How India’s little kids have been devasted by the lockdown

Lockdowns in India have impacted the education of little kids greatly. Lack of interactions with their peers, limited physical activities and lack of learning resources are some of the challenges they have faced.

India went into a total lockdown on Match 25th to curb the rising cases of the virus. The economy and schools were shut down, workers were directed to work at home, and students’ mode of learning changed to virtual learning.

60 days later, the impact of the lockdown has started to emerge in the education sector. The lack of resources to learn a successful online learning program from school and students with no access to laptops has become a challenge.

However, the impact the lockdown has had on little kids is devastating. The migration to online learning in India did not have consideration for young kids.

Little interactions for little kids

The lockdown and the migration to online learning meant little to no interaction with their peers. The online learning methodology of learning has not been effective in helping these students.

Senior students have already adapted to learning through Zoom using laptops and smartphones. Teachers are also finding it easy to interact with senior students through online platforms.

However, for little kids, they are yet to understand why such measures are being taken. There is no enthusiasm from them about learning online and they would rather interact on a physical level with their peers.

Attention span

They also do not have a high attention span. Therefore, they cannot be able to concentrate on long online classes. A Gurgaon-based HR manager and a parent to a little kid said during online classes, her child was only excited to see the faces of her classmates during the first few minutes, then the excitement faded away. She continued by saying online education was missing something the regular classes was providing for her daughter.

Creative ways teachers are bridging the divide

Parents and teachers noted that children required playing time, which virtual learning was not providing.

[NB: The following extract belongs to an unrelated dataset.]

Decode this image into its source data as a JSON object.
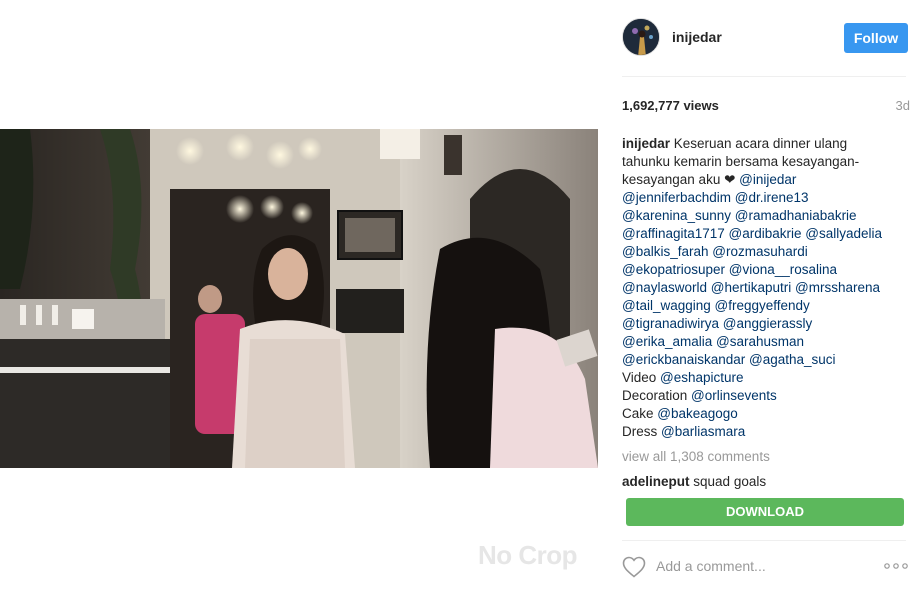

To make online classes more interesting for these little kids, teachers have now introduced storytelling, Yoga and playtime in their virtual classes.

Priya Krishnan, founder and CEO of KLAY said parents had started complaining of their children not getting enough physical activities. Therefore, they decided to add such activities in their classes to help these students.
Parents were also asked to take an active role in their kids’ learning life during the lockdown period by Manu Gulati, teacher and education expert. He also cautioned on the overreliance of technology in helping little kids during the lockdown period.

 

Featured image by Pixabay